● Your instructions
Reply with one number: the count of lines in the data that hold the string "JSON".

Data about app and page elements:
* * *
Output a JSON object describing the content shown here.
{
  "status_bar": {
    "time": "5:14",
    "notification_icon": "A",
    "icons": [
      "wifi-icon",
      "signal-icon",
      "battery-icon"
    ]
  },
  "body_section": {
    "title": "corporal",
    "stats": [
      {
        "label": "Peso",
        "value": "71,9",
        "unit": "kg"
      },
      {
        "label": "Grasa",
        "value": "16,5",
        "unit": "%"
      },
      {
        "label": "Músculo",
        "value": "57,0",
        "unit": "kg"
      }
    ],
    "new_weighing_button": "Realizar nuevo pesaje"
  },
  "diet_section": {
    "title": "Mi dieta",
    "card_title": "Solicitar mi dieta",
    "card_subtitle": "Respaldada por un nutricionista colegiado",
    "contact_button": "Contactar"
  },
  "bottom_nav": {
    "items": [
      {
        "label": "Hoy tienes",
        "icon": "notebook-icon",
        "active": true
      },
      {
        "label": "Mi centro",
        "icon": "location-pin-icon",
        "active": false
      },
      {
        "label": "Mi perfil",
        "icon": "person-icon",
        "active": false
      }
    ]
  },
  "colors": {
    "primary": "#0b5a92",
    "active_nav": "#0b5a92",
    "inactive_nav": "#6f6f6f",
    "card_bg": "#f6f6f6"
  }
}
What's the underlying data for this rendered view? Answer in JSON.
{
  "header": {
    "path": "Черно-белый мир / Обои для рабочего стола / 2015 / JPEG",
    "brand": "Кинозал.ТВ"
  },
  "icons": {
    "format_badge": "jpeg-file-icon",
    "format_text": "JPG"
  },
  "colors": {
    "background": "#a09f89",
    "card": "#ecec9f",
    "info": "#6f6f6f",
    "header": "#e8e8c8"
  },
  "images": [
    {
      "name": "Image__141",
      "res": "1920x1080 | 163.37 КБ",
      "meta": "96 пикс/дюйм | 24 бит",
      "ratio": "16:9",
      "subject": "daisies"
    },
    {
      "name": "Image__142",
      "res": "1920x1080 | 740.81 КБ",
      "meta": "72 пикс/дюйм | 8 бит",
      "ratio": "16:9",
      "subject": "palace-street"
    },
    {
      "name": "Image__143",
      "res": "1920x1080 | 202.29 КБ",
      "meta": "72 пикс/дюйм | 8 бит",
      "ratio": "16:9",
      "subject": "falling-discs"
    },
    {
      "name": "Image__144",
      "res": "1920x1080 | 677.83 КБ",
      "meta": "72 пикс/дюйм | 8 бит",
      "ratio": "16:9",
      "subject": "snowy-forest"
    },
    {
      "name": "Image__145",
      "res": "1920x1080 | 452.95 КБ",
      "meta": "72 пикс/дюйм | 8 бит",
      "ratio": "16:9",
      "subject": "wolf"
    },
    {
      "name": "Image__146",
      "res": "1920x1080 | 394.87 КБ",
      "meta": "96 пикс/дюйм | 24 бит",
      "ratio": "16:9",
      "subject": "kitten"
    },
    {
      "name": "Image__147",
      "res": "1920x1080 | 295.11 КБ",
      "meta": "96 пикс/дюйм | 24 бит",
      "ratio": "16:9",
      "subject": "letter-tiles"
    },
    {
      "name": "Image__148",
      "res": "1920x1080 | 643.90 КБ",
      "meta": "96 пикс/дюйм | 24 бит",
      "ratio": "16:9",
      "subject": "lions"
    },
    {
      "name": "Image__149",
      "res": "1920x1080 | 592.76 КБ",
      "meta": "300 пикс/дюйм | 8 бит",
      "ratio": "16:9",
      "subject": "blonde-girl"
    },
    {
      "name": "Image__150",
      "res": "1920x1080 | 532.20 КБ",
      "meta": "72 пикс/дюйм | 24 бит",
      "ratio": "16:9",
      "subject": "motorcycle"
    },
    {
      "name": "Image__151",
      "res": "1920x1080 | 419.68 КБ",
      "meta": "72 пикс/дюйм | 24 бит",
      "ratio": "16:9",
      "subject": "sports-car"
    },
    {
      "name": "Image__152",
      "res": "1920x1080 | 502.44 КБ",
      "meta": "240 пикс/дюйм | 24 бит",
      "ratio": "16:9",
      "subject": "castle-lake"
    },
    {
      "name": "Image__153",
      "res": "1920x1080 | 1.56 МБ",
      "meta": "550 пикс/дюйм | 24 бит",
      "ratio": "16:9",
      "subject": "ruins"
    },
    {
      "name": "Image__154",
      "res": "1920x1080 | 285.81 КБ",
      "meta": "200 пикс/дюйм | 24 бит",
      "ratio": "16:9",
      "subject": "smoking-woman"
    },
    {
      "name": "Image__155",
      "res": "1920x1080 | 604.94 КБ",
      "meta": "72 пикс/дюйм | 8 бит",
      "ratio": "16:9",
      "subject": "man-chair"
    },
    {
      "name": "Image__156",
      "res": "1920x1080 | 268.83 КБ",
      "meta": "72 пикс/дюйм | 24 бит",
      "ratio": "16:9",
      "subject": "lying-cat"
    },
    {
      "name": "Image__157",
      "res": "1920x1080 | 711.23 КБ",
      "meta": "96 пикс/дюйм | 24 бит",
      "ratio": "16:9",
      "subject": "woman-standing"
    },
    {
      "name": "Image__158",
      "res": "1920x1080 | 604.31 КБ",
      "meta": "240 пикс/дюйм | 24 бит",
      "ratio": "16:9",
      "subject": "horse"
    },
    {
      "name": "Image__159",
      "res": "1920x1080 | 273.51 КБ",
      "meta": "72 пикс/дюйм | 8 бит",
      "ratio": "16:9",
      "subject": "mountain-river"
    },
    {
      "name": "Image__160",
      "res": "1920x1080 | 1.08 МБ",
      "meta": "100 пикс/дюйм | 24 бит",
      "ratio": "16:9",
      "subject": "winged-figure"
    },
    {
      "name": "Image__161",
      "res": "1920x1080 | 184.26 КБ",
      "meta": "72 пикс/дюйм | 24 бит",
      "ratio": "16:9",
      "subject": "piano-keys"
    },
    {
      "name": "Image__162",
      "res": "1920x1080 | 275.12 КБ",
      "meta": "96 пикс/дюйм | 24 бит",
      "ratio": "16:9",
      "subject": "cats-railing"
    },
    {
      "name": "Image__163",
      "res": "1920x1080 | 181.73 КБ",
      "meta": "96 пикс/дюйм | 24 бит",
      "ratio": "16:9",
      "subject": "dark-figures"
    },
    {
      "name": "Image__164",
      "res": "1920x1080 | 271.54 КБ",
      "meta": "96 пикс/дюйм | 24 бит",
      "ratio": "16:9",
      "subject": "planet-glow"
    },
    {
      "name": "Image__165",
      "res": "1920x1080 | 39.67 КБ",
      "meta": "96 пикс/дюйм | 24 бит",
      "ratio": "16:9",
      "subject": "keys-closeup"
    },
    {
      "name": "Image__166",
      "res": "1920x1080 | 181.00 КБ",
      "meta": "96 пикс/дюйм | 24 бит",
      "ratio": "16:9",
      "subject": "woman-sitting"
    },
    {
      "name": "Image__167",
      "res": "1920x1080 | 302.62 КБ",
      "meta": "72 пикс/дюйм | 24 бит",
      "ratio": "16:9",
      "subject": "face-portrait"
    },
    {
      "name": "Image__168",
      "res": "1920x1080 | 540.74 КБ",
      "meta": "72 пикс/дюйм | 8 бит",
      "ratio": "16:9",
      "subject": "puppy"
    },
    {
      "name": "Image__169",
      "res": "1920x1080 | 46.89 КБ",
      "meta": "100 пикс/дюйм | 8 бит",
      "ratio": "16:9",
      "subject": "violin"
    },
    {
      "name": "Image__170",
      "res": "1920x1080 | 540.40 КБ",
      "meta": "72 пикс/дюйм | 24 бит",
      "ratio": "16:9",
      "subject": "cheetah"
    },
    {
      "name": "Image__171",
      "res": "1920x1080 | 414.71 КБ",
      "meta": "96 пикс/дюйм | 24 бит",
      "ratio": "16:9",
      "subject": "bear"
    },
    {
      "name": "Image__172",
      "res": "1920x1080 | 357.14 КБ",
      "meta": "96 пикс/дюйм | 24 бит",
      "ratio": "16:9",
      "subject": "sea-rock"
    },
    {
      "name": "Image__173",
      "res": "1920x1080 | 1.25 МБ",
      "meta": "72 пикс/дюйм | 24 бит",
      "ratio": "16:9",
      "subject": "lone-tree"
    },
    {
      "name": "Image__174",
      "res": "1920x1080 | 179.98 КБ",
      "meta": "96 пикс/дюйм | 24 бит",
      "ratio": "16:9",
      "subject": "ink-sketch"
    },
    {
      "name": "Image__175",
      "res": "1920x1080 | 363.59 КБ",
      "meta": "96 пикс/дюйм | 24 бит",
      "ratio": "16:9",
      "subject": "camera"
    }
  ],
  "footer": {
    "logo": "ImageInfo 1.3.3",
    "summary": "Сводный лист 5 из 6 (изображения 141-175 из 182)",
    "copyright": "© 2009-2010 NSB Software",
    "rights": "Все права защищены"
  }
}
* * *
● Solution for this task
2